DAWNDINOS is a five year research project studying the dawn of the age of dinosaurs.

It is funded by a European Research Council grant which was awarded to Professor John R. Hutchinson, scientific researcher in the field of evolutionary biomechanics based at the Royal Veterinary College in London.

Dinosaurs are among the most successful group of vertebrate animals ever to walk on the planet. Their diverse structure and functions coupled with their worldwide fossil record makes them excellent subjects for research on the evolution of movement behaviours.

Dinosaurs belong to a larger group of animals called archosaurs which includes today’s living birds and crocodiles; and also pterosaurs, which like dinosaurs (other than their descendants, birds) are extinct.

What is striking is that the earliest dinosaurs were very different from most other archosaurs – notably due to their very erect posture (keeping the legs close together near the body midline), long hindegs, and bipedalism.

Broadly speaking there two types of archosaur:

  • those more closely related to birds (bird-line) called the ornithodirans, which includes dinosaurs and pterosaurs.
  • And those more closely related to crocodiles (crocodile-line) called the pseudosuchians, which are less popularly known.


Archosaur Lineage Tree



Interestingly, during the late Triassic period about 225 million years ago (which was before the Jurassic), it was the crocodile-line animals (pseudosuchians) that dominated the landscape – they were bigger, more numerous, more diverse and more successful than dinosaurs. There were some dinosaurs around, and other ornithodirans, but they were small and few in numbers; the late Triassic was a ‘crocodile-world!’

Then in the Jurassic and Cretaceous periods that followed, things started to change and the dinosaurs diversified and dramatically increased in numbers to become the most common, largest and most successful land vertebrates.

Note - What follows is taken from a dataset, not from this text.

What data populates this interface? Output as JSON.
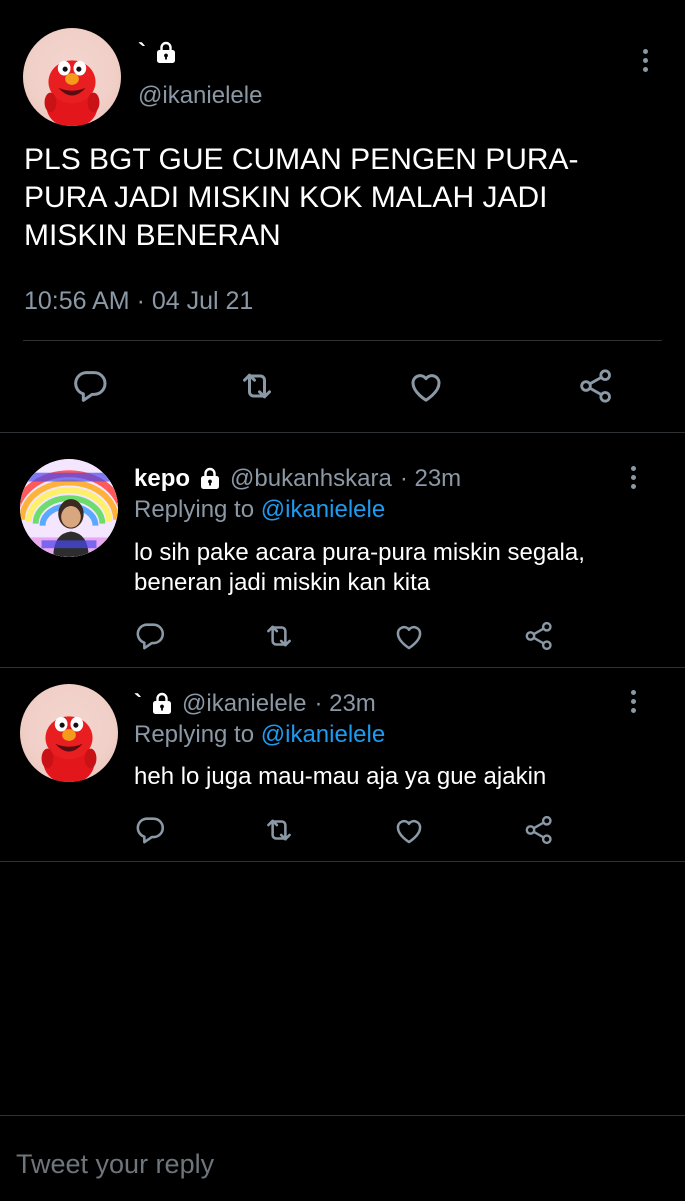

So between the late Triassic and the early Jurassic, something happened – the big crocodile-line animals all started to vanish from the fossil record (leaving only true crocodiles, ultimately), and were replaced by dinosaurs, which then got bigger, more numerous and more diverse as they filled the ecological space left by the pseudosuchians.